*** Records Section Begins ***
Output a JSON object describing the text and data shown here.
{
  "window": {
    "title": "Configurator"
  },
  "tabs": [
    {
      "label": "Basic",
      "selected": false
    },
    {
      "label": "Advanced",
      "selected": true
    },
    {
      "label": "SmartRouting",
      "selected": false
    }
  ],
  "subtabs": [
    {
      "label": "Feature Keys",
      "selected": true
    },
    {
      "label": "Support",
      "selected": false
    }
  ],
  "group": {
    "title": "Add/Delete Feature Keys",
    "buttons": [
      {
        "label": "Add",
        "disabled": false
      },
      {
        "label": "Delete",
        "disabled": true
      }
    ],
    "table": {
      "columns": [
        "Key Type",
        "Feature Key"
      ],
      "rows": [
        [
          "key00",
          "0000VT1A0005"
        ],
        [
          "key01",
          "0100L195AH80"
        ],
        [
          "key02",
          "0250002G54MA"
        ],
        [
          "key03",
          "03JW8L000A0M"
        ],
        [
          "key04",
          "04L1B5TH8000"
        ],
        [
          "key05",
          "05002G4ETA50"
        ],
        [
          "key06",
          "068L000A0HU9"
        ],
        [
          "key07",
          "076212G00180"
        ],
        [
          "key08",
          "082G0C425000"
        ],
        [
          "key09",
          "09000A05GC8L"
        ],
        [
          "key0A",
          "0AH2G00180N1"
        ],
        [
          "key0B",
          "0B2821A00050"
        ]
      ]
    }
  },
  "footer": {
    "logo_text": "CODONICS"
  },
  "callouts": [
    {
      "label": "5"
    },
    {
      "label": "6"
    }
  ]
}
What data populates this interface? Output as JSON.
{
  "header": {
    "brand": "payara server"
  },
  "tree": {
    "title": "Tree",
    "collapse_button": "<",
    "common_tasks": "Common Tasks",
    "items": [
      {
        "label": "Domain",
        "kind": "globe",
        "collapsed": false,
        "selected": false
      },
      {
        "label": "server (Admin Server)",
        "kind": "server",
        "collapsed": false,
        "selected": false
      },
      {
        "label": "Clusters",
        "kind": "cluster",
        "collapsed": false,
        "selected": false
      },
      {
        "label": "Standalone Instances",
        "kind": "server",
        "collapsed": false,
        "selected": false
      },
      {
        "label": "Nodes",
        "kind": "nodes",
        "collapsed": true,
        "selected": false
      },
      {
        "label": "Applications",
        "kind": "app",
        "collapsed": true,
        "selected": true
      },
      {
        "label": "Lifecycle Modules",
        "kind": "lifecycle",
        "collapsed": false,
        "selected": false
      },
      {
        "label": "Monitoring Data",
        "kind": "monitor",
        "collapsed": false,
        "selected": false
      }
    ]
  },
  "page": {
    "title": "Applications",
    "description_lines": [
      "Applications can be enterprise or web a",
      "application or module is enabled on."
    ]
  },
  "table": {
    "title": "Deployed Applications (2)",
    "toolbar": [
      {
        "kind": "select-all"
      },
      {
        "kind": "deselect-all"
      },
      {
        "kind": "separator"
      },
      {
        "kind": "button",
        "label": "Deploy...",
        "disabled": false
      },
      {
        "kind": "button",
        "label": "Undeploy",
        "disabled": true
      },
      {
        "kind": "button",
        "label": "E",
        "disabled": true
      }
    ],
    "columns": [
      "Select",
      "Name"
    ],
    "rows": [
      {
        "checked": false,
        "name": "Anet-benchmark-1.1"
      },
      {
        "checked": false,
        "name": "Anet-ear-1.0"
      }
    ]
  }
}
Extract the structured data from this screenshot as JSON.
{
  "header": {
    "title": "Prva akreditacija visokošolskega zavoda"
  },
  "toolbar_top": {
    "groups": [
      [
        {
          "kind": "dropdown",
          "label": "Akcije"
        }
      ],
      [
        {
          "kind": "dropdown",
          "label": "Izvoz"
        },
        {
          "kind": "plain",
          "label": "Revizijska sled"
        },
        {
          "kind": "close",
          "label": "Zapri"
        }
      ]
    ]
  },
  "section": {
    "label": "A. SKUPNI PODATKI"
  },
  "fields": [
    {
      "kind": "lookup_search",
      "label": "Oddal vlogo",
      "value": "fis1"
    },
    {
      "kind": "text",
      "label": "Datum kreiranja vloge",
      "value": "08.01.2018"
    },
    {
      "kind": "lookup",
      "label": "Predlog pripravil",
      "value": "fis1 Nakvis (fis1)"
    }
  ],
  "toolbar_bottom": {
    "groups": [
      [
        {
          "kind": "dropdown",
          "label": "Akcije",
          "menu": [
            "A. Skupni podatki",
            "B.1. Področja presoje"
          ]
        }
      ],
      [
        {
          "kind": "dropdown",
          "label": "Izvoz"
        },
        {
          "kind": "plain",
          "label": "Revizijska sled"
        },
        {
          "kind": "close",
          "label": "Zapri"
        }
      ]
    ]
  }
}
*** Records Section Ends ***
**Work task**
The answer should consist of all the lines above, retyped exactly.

**Result of this task**
Output a JSON object describing the text and data shown here.
{
  "window": {
    "title": "Configurator"
  },
  "tabs": [
    {
      "label": "Basic",
      "selected": false
    },
    {
      "label": "Advanced",
      "selected": true
    },
    {
      "label": "SmartRouting",
      "selected": false
    }
  ],
  "subtabs": [
    {
      "label": "Feature Keys",
      "selected": true
    },
    {
      "label": "Support",
      "selected": false
    }
  ],
  "group": {
    "title": "Add/Delete Feature Keys",
    "buttons": [
      {
        "label": "Add",
        "disabled": false
      },
      {
        "label": "Delete",
        "disabled": true
      }
    ],
    "table": {
      "columns": [
        "Key Type",
        "Feature Key"
      ],
      "rows": [
        [
          "key00",
          "0000VT1A0005"
        ],
        [
          "key01",
          "0100L195AH80"
        ],
        [
          "key02",
          "0250002G54MA"
        ],
        [
          "key03",
          "03JW8L000A0M"
        ],
        [
          "key04",
          "04L1B5TH8000"
        ],
        [
          "key05",
          "05002G4ETA50"
        ],
        [
          "key06",
          "068L000A0HU9"
        ],
        [
          "key07",
          "076212G00180"
        ],
        [
          "key08",
          "082G0C425000"
        ],
        [
          "key09",
          "09000A05GC8L"
        ],
        [
          "key0A",
          "0AH2G00180N1"
        ],
        [
          "key0B",
          "0B2821A00050"
        ]
      ]
    }
  },
  "footer": {
    "logo_text": "CODONICS"
  },
  "callouts": [
    {
      "label": "5"
    },
    {
      "label": "6"
    }
  ]
}
What data populates this interface? Output as JSON.
{
  "header": {
    "brand": "payara server"
  },
  "tree": {
    "title": "Tree",
    "collapse_button": "<",
    "common_tasks": "Common Tasks",
    "items": [
      {
        "label": "Domain",
        "kind": "globe",
        "collapsed": false,
        "selected": false
      },
      {
        "label": "server (Admin Server)",
        "kind": "server",
        "collapsed": false,
        "selected": false
      },
      {
        "label": "Clusters",
        "kind": "cluster",
        "collapsed": false,
        "selected": false
      },
      {
        "label": "Standalone Instances",
        "kind": "server",
        "collapsed": false,
        "selected": false
      },
      {
        "label": "Nodes",
        "kind": "nodes",
        "collapsed": true,
        "selected": false
      },
      {
        "label": "Applications",
        "kind": "app",
        "collapsed": true,
        "selected": true
      },
      {
        "label": "Lifecycle Modules",
        "kind": "lifecycle",
        "collapsed": false,
        "selected": false
      },
      {
        "label": "Monitoring Data",
        "kind": "monitor",
        "collapsed": false,
        "selected": false
      }
    ]
  },
  "page": {
    "title": "Applications",
    "description_lines": [
      "Applications can be enterprise or web a",
      "application or module is enabled on."
    ]
  },
  "table": {
    "title": "Deployed Applications (2)",
    "toolbar": [
      {
        "kind": "select-all"
      },
      {
        "kind": "deselect-all"
      },
      {
        "kind": "separator"
      },
      {
        "kind": "button",
        "label": "Deploy...",
        "disabled": false
      },
      {
        "kind": "button",
        "label": "Undeploy",
        "disabled": true
      },
      {
        "kind": "button",
        "label": "E",
        "disabled": true
      }
    ],
    "columns": [
      "Select",
      "Name"
    ],
    "rows": [
      {
        "checked": false,
        "name": "Anet-benchmark-1.1"
      },
      {
        "checked": false,
        "name": "Anet-ear-1.0"
      }
    ]
  }
}
Extract the structured data from this screenshot as JSON.
{
  "header": {
    "title": "Prva akreditacija visokošolskega zavoda"
  },
  "toolbar_top": {
    "groups": [
      [
        {
          "kind": "dropdown",
          "label": "Akcije"
        }
      ],
      [
        {
          "kind": "dropdown",
          "label": "Izvoz"
        },
        {
          "kind": "plain",
          "label": "Revizijska sled"
        },
        {
          "kind": "close",
          "label": "Zapri"
        }
      ]
    ]
  },
  "section": {
    "label": "A. SKUPNI PODATKI"
  },
  "fields": [
    {
      "kind": "lookup_search",
      "label": "Oddal vlogo",
      "value": "fis1"
    },
    {
      "kind": "text",
      "label": "Datum kreiranja vloge",
      "value": "08.01.2018"
    },
    {
      "kind": "lookup",
      "label": "Predlog pripravil",
      "value": "fis1 Nakvis (fis1)"
    }
  ],
  "toolbar_bottom": {
    "groups": [
      [
        {
          "kind": "dropdown",
          "label": "Akcije",
          "menu": [
            "A. Skupni podatki",
            "B.1. Področja presoje"
          ]
        }
      ],
      [
        {
          "kind": "dropdown",
          "label": "Izvoz"
        },
        {
          "kind": "plain",
          "label": "Revizijska sled"
        },
        {
          "kind": "close",
          "label": "Zapri"
        }
      ]
    ]
  }
}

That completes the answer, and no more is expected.